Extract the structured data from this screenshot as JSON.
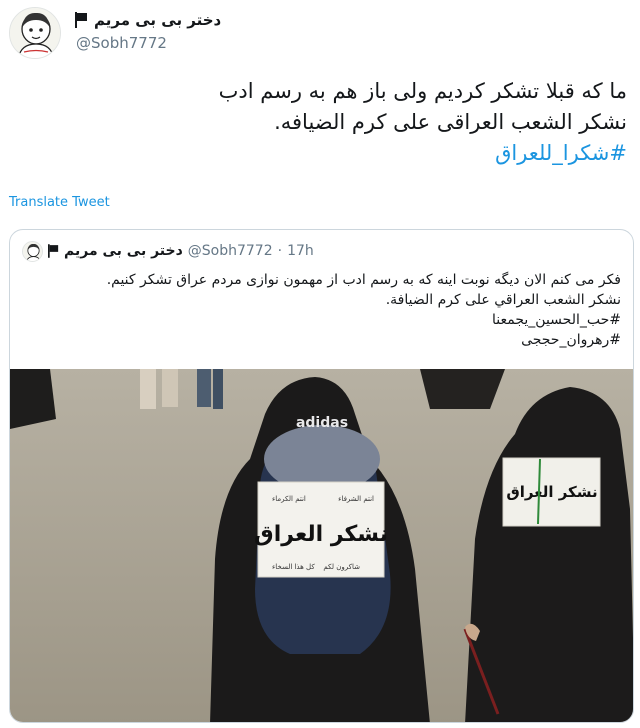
{
  "tweet": {
    "display_name": "دختر بی بی مریم",
    "handle": "@Sobh7772",
    "text_lines": [
      "ما که قبلا تشکر کردیم ولی باز هم به رسم ادب",
      "نشکر الشعب العراقی علی کرم الضیافه."
    ],
    "hashtag": "#شکرا_للعراق",
    "translate_label": "Translate Tweet"
  },
  "quoted_tweet": {
    "display_name": "دختر بی بی مریم",
    "handle": "@Sobh7772",
    "separator": "·",
    "time": "17h",
    "text_lines": [
      "فکر می کنم الان دیگه نوبت اینه که به رسم ادب از مهمون نوازی مردم عراق تشکر کنیم.",
      "نشکر الشعب العراقي على كرم الضيافة."
    ],
    "hashtags": [
      "#حب_الحسین_یجمعنا",
      "#رهروان_حججی"
    ],
    "photo": {
      "sign_main": "نشكر العراق",
      "sign_top_right": "انتم الشرفاء",
      "sign_top_left": "انتم الكرماء",
      "sign_bottom_right": "شاكرون لكم",
      "sign_bottom_left": "كل هذا السخاء",
      "bag_brand": "adidas",
      "right_sign_main": "نشكر العراق"
    }
  },
  "colors": {
    "link": "#1b95e0",
    "secondary_text": "#657786",
    "border": "#ccd6dd"
  },
  "icons": [
    "flag-icon",
    "avatar-drawing"
  ]
}
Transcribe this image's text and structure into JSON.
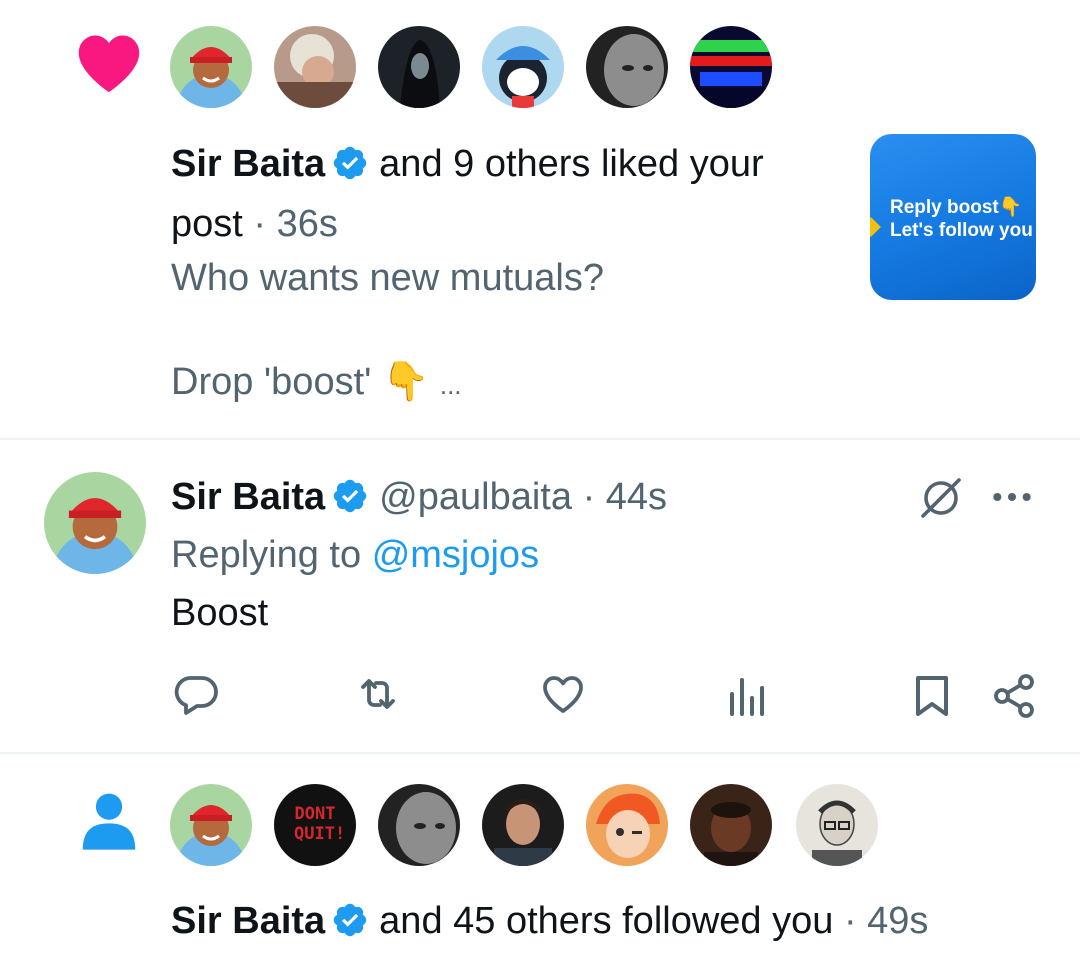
{
  "like_notification": {
    "icon": "heart-icon",
    "icon_color": "#f91880",
    "user_name": "Sir Baita",
    "verified": true,
    "action_text": "and 9 others liked your",
    "action_text_2": "post",
    "separator": "·",
    "time": "36s",
    "post_line1": "Who wants new mutuals?",
    "post_line2": "Drop 'boost'",
    "post_emoji": "👇",
    "ellipsis": "...",
    "thumbnail_text_1": "Reply boost",
    "thumbnail_emoji": "👇",
    "thumbnail_text_2": "Let's follow you"
  },
  "reply": {
    "user_name": "Sir Baita",
    "verified": true,
    "handle": "@paulbaita",
    "separator": "·",
    "time": "44s",
    "replying_to_label": "Replying to",
    "replying_to_handle": "@msjojos",
    "text": "Boost",
    "actions": [
      "reply-icon",
      "retweet-icon",
      "like-icon",
      "views-icon",
      "bookmark-icon",
      "share-icon"
    ]
  },
  "follow_notification": {
    "icon": "person-icon",
    "icon_color": "#1d9bf0",
    "user_name": "Sir Baita",
    "verified": true,
    "action_text": "and 45 others followed you",
    "separator": "·",
    "time": "49s",
    "avatar_badge_text": "DONT QUIT!"
  },
  "colors": {
    "accent": "#1d9bf0",
    "muted": "#536471",
    "text": "#0f1419",
    "divider": "#eff3f4"
  }
}
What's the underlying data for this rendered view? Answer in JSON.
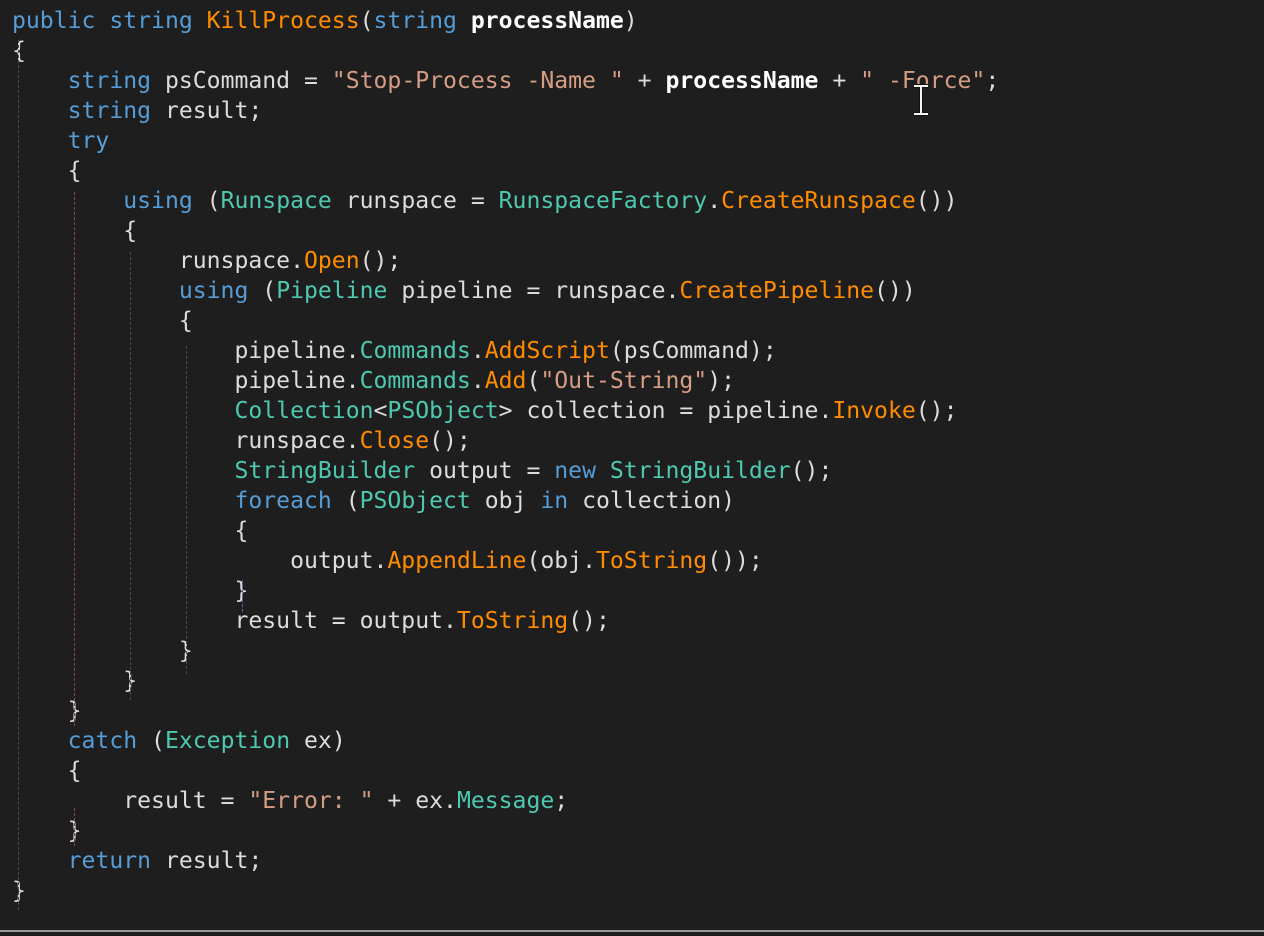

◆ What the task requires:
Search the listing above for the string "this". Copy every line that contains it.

◆ Your response:
Extract the structured data from this screenshot as JSON.
Transcribe this image's text and structure into JSON.
What's the underlying data for this rendered view? Answer in JSON.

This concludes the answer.